And Gehl did not like what she saw in Washington, D.C. She didn’t like it one bit.
GEHL: It became really clear to me that this fight was not about solving problems for the American people — this fight was about one party beating the other party, and that the parties were more committed to that than to actually solving problems or creating opportunities. Eventually, I understood that it didn’t matter who we elected. It didn’t matter the quality of the candidates. Once it became clear to me that it was a systems problem, I switched from investing my time in searching for the next great candidate and turned an eye to the fundamental root cause structures in the political system that pretty much guarantee that as voters we are perpetually dissatisfied."
GEHL: Generally, in industries where customers are not happy and yet the players in the industry are doing well, you’ll see a new entrant. You’ll see a new company come into business to serve those customers.
A new company like … Netflix or Hulu or Amazon Prime or Sling TV or — well, you get the point.
PORTER: So in today’s world, we have the majority of voters say in polls that they would rather have an independent. So in a normal industry, you’d have a whole new competitor coming up that was about independents to serve that unmet need.

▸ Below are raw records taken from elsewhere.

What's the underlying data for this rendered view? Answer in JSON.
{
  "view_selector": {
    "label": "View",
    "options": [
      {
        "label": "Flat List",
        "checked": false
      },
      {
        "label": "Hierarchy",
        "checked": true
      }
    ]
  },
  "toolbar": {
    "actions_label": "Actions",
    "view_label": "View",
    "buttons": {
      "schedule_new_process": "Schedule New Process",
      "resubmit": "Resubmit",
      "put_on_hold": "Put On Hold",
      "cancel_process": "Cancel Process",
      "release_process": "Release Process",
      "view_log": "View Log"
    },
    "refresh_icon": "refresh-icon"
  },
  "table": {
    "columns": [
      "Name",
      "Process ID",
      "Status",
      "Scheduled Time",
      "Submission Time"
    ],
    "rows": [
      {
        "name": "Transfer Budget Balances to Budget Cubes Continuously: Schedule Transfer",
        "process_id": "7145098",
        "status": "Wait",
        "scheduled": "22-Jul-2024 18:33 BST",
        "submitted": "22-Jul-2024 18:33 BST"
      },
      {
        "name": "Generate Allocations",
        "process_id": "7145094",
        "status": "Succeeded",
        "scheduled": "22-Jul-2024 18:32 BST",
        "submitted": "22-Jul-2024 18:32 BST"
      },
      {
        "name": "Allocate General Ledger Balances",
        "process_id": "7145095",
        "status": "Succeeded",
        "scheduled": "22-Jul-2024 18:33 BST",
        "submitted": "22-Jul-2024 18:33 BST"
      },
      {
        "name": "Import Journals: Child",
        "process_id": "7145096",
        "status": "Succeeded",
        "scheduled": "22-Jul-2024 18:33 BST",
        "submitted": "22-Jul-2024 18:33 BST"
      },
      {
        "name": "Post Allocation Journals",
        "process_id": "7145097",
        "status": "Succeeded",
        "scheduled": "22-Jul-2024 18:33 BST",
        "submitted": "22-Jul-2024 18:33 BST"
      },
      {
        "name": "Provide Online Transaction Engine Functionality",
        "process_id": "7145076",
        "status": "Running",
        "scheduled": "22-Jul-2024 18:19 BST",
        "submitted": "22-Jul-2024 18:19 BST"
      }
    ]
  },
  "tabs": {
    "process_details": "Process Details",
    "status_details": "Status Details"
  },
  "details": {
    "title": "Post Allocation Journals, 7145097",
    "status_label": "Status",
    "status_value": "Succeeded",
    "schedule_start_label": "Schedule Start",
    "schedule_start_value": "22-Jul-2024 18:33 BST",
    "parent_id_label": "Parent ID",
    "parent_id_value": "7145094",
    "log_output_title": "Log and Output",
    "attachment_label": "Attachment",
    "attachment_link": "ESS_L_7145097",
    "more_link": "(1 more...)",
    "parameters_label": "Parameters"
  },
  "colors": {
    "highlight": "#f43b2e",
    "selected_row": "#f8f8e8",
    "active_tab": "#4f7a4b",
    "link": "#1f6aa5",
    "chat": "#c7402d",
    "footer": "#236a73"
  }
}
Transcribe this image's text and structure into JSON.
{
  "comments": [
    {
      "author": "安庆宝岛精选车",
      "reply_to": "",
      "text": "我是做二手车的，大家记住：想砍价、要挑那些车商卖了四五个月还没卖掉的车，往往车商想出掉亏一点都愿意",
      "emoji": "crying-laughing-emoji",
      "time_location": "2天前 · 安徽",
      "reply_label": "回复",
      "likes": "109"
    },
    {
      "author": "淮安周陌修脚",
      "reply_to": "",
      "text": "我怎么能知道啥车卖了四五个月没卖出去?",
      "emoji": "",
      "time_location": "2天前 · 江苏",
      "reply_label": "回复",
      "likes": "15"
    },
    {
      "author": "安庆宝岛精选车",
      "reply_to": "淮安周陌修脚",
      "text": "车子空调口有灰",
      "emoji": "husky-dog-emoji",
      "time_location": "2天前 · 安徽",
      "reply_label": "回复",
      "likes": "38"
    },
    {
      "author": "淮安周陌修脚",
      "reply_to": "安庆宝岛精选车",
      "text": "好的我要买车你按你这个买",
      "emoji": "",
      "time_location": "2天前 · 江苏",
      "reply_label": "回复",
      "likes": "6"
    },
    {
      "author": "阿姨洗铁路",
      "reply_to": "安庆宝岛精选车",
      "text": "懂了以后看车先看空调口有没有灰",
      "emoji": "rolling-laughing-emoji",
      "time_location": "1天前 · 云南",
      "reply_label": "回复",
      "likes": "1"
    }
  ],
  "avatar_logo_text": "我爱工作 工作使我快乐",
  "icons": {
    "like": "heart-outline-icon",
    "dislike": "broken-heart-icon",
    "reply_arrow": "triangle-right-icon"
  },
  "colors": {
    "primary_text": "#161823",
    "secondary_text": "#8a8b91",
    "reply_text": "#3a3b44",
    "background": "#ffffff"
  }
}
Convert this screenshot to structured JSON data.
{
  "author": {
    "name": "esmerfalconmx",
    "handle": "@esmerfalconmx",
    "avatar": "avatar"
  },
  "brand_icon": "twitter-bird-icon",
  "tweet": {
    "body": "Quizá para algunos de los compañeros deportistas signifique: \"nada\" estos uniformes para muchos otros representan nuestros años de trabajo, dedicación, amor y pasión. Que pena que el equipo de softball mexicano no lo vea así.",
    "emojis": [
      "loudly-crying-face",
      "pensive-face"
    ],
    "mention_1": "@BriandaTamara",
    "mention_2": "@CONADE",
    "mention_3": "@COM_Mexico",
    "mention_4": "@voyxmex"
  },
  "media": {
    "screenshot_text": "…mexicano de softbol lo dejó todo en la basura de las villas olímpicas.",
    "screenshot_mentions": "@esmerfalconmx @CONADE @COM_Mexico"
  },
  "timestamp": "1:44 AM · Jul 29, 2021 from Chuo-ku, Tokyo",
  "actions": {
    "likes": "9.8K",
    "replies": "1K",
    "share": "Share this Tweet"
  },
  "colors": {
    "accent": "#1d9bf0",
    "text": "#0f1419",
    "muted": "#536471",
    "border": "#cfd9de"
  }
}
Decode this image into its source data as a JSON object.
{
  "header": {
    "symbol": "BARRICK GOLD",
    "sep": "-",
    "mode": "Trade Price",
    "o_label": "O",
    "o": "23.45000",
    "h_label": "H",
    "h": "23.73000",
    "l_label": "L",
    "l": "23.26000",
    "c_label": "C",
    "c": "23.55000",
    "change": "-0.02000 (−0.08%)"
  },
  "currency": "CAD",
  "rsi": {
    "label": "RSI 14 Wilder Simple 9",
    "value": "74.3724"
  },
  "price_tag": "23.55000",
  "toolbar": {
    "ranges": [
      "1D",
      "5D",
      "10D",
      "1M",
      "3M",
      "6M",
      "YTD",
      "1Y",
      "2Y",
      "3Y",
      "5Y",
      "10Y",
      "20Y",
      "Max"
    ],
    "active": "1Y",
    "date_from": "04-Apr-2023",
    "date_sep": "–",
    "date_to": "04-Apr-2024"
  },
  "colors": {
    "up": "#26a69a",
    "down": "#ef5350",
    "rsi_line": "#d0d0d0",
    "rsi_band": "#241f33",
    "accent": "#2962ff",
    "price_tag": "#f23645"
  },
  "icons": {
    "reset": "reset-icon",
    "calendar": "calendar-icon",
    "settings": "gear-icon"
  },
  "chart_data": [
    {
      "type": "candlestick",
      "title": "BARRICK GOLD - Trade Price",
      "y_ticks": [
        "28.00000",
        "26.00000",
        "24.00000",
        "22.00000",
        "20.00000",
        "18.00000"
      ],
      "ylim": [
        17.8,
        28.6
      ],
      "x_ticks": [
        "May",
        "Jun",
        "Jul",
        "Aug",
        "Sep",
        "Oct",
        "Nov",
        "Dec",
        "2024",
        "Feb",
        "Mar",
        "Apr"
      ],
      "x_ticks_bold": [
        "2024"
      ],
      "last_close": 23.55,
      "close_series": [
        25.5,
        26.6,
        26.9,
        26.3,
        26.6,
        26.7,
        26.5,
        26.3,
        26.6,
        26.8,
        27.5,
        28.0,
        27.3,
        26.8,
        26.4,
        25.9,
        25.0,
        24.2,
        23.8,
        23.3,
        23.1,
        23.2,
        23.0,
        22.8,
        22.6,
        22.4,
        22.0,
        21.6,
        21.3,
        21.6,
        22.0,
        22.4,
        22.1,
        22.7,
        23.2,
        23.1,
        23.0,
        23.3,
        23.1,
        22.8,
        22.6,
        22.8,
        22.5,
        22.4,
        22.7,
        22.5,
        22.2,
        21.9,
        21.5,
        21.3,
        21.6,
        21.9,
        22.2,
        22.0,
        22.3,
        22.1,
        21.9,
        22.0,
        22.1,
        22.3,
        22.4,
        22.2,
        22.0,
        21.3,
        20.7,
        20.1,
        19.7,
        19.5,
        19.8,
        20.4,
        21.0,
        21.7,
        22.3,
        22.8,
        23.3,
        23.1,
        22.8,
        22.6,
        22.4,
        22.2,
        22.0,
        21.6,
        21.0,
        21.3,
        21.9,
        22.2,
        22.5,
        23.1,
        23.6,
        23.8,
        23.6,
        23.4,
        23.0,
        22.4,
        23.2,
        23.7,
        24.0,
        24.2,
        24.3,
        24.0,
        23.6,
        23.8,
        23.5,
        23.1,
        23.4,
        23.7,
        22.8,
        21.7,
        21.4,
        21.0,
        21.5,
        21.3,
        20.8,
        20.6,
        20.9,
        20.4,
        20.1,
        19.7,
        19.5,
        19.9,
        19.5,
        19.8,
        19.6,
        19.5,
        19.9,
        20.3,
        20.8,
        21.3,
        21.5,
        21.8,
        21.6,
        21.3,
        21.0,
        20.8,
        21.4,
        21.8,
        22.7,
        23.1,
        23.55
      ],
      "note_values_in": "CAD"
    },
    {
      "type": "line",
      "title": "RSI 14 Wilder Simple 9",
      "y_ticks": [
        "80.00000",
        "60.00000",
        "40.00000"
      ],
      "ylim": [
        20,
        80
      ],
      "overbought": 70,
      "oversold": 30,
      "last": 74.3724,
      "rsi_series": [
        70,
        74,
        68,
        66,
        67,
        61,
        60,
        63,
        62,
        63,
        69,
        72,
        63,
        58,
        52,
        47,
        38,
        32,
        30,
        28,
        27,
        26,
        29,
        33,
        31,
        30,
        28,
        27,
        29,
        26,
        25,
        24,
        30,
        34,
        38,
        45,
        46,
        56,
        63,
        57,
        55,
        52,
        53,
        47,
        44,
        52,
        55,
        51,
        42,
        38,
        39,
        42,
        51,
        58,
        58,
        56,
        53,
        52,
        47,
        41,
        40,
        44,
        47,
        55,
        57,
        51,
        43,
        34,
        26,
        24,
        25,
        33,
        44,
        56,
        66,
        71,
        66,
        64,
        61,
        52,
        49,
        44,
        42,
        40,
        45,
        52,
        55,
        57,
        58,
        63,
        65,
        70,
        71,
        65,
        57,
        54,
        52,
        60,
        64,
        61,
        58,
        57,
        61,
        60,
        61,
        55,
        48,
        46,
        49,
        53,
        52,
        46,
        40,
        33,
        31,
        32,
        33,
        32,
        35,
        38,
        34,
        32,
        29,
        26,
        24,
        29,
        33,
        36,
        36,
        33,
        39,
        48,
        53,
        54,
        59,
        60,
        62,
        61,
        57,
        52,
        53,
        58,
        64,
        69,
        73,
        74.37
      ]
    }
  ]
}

GEHL: And yet in politics, we don’t see any new entrants, other than Democrats and Republicans. So why is that? Well, it turns out that our political parties work well together in one particular area, and that is actually colluding together, over time, behind the scenes, to create rules and practices that essentially erect barriers to entry, ways to keep out new competition.